For crying out loud, prepare us, Writer Im.
But nothing could have prepared me for what Da-mo was about to do at the end of Episode 23. When his intentions became clear the next episode and he indeed became part of the big and happy Buyonggak family, I fell off my chair clutching my sides.
Because it just kills me to watch this new and altogether hysterical side of him, one that’s suddenly so charming and compliant. He waits on tables, even earning a tip for being good-looking. He mops the floor, dons gardening gloves, bears with flatulence (not his own) that can fell an elephant, and calls Sa-ran a deferential “Assi [아씨]” or “Young Lady” (although how many retainers do you know who wink at their young mistresses and even steal a kiss or two in a pool?). He is determined to do everything he can to regain her favor and take her away from Buyonggak.
So, I’ve given up trying to understand what the writer is doing to the character of Da-mo. Nothing surprises me now. Instead, I’m just lapping up the latest developments and allowing myself to glide along with the new crazy. Because suddenly the drama has become so cute. Suddenly characters I didn’t care about previously I now enjoy a whole lot more. Take the three Buyonggak male employees who room together, for example. The one who sews and the one who sings. The one with a crush on Sa-ran’s sister, Gong-joo. Now Da-mo has become their fourth roommate; he sleeps literally at their feet and is in the direct path of anything gaseous
polluting perfuming the midnight air. See how well they all get along; see how frequently Da-mo smiles. He has smiled more in Episode 24 than in the previous twenty-three episodes combined.

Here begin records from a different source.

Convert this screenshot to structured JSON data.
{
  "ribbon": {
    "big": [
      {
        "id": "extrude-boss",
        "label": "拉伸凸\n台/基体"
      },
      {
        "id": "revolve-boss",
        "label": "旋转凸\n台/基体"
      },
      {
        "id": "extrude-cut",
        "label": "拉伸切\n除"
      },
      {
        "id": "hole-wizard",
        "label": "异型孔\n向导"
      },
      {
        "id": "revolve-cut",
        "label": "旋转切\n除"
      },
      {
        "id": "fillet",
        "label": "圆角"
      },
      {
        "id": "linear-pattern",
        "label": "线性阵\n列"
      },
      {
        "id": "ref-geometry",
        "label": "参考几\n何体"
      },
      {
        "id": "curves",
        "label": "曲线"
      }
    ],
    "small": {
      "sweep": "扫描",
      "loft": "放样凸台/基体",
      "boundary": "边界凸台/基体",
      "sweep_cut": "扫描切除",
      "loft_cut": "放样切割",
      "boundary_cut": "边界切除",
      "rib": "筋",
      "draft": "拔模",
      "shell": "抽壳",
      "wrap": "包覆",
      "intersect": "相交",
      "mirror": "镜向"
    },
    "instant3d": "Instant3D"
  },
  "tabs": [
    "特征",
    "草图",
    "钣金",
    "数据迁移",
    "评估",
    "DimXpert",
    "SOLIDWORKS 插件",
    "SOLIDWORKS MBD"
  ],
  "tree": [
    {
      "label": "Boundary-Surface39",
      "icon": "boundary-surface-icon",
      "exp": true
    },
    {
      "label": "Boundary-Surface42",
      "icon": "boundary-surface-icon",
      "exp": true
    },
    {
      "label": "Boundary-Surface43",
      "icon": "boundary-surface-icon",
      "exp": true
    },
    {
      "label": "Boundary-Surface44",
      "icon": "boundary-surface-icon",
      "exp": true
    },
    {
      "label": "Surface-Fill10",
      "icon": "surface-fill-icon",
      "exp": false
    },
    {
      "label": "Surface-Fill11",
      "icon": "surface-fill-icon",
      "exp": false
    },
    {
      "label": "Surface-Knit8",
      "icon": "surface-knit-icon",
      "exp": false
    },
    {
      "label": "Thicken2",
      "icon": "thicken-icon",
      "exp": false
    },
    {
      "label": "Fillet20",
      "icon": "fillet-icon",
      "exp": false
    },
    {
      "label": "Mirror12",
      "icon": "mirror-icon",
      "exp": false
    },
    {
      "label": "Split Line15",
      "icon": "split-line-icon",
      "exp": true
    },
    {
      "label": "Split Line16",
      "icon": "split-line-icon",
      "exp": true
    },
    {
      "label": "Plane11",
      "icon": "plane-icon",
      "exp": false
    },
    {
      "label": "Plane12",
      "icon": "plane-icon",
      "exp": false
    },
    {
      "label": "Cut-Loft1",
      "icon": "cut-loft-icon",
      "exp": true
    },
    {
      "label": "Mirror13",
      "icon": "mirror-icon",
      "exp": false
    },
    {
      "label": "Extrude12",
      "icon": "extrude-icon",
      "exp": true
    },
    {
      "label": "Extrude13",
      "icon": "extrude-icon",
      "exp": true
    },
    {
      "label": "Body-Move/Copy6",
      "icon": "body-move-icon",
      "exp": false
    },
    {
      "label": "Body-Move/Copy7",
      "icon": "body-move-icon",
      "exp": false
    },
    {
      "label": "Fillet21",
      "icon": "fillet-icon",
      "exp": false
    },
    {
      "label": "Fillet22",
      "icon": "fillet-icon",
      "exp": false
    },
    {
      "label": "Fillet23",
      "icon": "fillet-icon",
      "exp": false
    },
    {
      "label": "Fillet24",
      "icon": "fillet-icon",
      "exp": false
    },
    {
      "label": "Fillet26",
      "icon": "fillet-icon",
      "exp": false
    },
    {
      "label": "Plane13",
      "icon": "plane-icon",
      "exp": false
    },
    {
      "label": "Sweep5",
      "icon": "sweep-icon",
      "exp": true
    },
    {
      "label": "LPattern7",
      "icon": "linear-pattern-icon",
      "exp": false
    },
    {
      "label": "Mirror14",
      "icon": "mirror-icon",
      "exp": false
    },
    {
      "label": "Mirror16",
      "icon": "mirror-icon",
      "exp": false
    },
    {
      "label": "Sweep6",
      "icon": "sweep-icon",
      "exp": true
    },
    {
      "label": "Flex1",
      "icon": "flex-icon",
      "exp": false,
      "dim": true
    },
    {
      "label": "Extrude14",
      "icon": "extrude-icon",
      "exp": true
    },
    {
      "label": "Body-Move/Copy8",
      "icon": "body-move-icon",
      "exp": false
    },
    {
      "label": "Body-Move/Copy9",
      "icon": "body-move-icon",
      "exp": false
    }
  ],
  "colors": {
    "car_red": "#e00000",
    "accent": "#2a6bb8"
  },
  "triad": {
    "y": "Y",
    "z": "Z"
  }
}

And can I say how thrilled I am that Da-mo and Gong-joo are, in a sense, accomplices in Mission Get Sa-ran Out Of Buyonggak? I adore Gong-joo to bits. In one of my most favorite New Gisaeng Story scenes so far, she dances a slow dance in her room and is joined by sweet Sohn-ja, the two of them swaying in tandem. What a magical moment.
Speaking of Sohn-ja, I love watching him with Ra-ra’s father. And how about Ra-ra with her mom, the one who gave birth to her? Such emotional scenes, this mother-and-daughter pair, and such powerful acting, too. Someone better sit up and take notice of Han Hye-rin and make her the female lead in her next drama.
There’s more. The way Sa-ran has reached out to embrace and forgive Da-mo, sensing intuitively that he’s sincere in making amends for hurting her so badly. Contrast her gentleness in Episode 23 with her fury in Episode 22 and suddenly you think: “There’s a plan here somewhere; there’s growth and change and a long road ahead that I want to keep in view. I’m not giving up on this couple or this drama.”
Because we’re only halfway and there are so many delicious possibilities lying in wait on this crazy and entertaining ride. Since Da-mo and Sa-ran’s war of words in Episode 22, the one that left her finger-prints on his face, I’ve stopped fast-forwarding scenes. On the contrary I’m taking longer to watch each episode because I’m replaying more scenes than ever, of more characters this time. Somehow I’ve become smitten, what can I say?
I quiver in excitement whenever Sa-ran is getting ready for a new Buyonggak night; I wonder what exquisite costume she is going to wear and what she is going to perform. Will it be another mesmerizing dance or a surprise to knock one’s socks off, a fusion-trot number replete with a guitar and a microphone? I even like prickly Manager No now, simply because she can’t resist Da-mo’s shameless (and agenda-filled) flattery. The woman beams and blushes like a giggly schoolgirl. Me? I just go, “Da-mo, you naughty boy” and grin like someone who has totally forgotten that she wanted to spank said naughty boy three episodes ago.
Ah, Show, how did I become putty in your hands?